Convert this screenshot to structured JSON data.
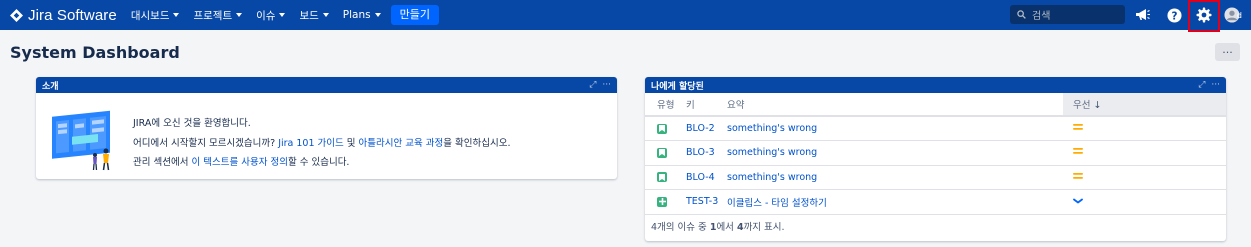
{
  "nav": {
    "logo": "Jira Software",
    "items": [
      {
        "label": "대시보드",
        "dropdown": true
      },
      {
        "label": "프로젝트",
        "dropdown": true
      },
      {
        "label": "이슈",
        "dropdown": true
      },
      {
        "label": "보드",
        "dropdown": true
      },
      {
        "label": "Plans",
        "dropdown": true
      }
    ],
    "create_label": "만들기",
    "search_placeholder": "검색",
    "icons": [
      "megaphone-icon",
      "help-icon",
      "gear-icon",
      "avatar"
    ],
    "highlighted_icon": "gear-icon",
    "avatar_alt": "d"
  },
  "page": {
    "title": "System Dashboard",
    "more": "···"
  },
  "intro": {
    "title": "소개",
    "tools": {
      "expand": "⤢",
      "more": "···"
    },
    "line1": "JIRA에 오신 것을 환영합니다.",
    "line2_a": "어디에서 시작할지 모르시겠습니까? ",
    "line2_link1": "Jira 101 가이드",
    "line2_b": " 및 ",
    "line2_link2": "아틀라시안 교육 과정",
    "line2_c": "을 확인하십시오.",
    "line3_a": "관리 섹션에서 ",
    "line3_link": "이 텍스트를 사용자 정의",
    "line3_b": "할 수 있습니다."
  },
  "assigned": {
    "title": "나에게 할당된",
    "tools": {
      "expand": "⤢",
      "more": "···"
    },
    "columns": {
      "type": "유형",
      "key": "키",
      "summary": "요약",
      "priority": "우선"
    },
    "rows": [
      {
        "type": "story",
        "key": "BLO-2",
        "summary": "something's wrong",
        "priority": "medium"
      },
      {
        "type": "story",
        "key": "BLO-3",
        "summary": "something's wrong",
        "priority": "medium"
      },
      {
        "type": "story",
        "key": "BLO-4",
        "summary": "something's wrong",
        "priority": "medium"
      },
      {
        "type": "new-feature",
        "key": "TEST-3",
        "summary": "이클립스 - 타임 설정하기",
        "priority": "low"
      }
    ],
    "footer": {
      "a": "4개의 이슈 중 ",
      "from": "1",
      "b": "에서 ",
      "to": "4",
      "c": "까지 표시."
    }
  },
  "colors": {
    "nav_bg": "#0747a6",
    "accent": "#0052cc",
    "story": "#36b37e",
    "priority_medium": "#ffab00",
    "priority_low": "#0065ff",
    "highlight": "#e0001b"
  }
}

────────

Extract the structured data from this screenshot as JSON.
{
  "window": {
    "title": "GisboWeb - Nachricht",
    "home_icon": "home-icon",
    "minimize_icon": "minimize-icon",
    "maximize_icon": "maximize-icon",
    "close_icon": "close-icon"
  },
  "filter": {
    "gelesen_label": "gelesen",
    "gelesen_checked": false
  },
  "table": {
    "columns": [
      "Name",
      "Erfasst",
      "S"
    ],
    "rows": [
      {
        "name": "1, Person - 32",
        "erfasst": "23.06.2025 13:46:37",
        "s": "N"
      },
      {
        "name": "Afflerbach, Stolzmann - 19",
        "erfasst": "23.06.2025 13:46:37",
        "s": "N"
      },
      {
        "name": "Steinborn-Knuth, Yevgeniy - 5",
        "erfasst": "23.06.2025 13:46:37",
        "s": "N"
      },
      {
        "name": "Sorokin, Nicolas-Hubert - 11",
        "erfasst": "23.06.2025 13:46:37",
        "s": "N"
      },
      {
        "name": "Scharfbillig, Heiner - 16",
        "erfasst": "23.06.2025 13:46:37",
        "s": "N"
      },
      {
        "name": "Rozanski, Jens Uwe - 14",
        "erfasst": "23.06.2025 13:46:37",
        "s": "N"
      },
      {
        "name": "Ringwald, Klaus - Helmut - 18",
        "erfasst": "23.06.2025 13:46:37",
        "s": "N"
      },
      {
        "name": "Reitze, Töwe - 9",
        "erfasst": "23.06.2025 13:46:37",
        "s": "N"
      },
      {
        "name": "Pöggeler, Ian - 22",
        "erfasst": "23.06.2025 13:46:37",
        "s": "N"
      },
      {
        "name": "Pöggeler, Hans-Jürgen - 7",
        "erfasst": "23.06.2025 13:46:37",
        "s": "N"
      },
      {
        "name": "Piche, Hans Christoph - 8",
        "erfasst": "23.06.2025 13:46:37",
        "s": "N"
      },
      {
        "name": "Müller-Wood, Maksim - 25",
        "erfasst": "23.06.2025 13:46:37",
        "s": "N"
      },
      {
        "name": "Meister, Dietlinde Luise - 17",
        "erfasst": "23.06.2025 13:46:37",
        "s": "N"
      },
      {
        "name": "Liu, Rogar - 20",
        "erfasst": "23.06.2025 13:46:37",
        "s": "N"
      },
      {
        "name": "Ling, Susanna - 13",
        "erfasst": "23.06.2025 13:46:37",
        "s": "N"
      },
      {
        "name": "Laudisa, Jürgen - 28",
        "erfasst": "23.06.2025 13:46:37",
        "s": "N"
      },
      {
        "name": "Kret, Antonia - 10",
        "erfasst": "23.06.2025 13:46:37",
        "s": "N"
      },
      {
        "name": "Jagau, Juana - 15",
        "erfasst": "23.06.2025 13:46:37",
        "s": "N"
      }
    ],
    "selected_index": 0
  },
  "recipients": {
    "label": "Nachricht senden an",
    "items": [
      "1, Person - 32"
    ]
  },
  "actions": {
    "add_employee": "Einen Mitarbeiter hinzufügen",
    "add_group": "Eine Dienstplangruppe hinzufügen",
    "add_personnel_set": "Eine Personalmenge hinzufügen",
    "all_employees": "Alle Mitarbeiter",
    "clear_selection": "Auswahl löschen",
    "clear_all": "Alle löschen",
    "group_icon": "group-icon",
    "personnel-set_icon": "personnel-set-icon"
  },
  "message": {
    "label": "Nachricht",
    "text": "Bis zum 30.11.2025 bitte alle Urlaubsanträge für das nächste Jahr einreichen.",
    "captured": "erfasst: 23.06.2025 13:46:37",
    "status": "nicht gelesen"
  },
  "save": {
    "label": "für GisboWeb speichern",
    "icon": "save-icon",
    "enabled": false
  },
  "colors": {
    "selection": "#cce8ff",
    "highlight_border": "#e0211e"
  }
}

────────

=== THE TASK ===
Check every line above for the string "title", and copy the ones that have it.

=== WORKED SOLUTION ===
    "title": "System Dashboard",
    "title": "소개",
    "title": "나에게 할당된",
    "title": "GisboWeb - Nachricht",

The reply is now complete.